Aim of the exercise: Whenever a line contains the string "perfaix", copy it out of the entries.

The data:

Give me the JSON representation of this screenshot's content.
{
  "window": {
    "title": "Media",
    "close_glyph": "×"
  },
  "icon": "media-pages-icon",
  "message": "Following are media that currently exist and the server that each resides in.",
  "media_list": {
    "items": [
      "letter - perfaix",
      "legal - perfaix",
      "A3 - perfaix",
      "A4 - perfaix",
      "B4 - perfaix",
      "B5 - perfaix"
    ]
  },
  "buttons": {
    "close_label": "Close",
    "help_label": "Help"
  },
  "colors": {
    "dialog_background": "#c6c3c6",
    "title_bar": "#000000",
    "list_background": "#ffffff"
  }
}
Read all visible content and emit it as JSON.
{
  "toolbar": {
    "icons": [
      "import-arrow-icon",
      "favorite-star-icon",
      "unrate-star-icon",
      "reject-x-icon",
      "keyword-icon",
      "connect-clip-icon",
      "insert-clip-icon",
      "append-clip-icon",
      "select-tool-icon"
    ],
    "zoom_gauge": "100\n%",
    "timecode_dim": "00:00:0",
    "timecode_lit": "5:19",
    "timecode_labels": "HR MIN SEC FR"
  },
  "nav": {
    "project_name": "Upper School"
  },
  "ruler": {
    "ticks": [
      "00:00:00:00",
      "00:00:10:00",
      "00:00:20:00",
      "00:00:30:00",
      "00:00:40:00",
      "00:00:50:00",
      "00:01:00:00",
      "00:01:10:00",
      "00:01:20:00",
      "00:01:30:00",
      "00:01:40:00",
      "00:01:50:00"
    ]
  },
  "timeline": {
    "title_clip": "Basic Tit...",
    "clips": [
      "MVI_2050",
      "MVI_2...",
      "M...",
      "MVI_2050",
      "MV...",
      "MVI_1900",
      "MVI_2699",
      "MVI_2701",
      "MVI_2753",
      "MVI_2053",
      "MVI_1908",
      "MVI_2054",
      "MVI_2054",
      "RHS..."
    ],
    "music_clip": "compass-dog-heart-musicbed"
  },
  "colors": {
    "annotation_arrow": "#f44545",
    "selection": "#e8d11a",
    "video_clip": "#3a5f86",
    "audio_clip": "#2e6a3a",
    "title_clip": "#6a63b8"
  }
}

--

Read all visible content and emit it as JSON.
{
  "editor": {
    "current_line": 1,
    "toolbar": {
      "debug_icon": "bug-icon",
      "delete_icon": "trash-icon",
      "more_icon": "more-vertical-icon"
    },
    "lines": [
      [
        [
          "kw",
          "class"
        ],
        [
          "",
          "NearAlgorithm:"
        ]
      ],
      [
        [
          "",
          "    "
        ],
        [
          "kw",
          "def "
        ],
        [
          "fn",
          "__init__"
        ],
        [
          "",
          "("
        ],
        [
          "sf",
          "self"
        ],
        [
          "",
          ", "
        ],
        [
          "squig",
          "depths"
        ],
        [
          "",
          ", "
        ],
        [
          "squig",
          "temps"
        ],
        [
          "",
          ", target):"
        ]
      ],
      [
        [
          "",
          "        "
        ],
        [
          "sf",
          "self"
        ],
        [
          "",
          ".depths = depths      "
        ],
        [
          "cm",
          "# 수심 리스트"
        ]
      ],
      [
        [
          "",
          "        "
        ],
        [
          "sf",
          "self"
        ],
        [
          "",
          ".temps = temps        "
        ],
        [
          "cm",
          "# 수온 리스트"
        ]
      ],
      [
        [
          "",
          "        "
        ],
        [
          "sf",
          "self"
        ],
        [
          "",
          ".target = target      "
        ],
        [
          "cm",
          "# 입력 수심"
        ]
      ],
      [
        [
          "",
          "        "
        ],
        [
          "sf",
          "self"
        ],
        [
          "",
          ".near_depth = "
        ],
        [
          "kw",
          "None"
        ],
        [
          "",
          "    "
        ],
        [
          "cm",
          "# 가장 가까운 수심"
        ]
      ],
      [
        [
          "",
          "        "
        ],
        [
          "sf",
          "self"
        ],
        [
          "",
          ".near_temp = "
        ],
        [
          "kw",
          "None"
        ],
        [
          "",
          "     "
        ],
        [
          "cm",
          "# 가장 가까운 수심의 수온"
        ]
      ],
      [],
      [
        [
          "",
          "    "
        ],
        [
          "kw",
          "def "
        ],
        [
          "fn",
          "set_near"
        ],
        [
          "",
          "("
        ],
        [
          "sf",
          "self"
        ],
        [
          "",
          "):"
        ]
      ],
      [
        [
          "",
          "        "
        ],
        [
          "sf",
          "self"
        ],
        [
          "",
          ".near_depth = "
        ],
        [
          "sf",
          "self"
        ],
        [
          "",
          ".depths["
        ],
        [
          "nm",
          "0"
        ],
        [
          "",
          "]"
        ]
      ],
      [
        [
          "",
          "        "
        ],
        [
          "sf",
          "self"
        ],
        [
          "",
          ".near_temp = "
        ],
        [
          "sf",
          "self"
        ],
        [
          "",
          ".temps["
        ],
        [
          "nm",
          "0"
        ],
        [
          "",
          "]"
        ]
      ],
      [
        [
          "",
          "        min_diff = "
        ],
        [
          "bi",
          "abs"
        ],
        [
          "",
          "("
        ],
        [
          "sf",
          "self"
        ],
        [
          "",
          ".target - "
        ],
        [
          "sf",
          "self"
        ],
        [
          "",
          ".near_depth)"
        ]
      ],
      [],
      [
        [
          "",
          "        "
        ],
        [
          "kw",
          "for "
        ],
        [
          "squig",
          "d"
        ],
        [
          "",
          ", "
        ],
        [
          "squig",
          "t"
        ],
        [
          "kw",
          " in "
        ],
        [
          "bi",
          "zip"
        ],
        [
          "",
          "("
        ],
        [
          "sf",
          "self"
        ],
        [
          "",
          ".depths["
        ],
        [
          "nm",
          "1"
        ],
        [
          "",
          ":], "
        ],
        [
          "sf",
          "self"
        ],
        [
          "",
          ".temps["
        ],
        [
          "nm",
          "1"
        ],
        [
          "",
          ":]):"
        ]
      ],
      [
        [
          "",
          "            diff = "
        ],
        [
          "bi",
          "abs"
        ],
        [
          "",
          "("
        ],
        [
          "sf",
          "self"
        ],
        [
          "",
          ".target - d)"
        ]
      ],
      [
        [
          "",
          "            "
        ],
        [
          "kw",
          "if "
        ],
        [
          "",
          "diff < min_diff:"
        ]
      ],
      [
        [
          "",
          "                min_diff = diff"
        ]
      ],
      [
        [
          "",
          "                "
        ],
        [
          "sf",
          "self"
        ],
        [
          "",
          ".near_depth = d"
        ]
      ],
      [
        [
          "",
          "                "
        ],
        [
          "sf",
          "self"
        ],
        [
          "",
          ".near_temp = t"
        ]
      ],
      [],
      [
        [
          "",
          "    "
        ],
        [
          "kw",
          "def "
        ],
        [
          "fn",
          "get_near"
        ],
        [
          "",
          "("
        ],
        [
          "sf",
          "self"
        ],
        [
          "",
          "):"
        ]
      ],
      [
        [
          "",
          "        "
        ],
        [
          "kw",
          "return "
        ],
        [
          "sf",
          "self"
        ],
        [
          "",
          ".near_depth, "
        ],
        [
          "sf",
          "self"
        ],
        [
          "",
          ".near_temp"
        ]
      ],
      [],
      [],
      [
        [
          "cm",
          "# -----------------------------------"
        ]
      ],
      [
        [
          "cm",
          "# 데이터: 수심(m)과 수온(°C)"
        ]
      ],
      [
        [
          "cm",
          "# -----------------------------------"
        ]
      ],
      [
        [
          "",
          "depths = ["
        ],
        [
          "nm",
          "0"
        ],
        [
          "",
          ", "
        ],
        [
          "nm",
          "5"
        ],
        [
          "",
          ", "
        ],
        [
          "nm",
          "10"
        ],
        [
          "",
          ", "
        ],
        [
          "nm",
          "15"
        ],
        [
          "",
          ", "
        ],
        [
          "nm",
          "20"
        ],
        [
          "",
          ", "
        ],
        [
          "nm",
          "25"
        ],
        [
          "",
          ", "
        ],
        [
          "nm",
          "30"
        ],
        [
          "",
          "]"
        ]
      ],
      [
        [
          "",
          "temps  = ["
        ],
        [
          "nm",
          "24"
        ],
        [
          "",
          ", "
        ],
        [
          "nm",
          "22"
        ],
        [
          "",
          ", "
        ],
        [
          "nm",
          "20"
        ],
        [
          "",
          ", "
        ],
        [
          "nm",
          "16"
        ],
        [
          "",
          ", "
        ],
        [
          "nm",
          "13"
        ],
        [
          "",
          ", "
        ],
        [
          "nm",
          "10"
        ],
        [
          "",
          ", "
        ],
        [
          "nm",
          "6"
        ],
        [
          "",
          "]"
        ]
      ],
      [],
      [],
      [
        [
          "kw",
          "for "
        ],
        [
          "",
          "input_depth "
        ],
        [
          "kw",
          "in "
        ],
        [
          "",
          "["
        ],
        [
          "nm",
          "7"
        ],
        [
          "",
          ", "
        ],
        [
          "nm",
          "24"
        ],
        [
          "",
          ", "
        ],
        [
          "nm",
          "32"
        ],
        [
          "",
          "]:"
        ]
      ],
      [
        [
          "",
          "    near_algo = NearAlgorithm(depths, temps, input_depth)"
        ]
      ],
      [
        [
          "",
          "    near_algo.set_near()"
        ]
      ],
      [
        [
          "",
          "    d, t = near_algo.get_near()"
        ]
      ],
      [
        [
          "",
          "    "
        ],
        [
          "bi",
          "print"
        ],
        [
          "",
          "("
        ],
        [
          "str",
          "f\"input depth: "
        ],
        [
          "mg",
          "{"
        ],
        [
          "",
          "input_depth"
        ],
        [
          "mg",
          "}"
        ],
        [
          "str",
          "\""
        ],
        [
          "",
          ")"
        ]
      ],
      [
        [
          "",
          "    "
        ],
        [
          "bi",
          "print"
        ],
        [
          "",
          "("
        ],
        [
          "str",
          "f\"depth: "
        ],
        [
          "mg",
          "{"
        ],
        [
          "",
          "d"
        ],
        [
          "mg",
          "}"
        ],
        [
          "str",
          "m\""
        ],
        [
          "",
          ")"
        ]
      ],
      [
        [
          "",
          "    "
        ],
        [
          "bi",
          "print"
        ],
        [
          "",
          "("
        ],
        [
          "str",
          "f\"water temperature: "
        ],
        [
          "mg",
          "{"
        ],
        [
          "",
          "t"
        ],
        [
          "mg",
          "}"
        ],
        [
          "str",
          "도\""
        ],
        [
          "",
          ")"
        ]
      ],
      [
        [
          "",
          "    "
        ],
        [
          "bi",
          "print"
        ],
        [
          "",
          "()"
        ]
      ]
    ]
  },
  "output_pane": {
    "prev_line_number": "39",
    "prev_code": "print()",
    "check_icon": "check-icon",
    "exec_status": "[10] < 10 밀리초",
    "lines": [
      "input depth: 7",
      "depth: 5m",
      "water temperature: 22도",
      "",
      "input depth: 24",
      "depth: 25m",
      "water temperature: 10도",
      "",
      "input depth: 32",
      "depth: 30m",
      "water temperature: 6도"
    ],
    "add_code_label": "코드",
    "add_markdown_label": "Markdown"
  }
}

Task output:
      "letter - perfaix",
      "legal - perfaix",
      "A3 - perfaix",
      "A4 - perfaix",
      "B4 - perfaix",
      "B5 - perfaix"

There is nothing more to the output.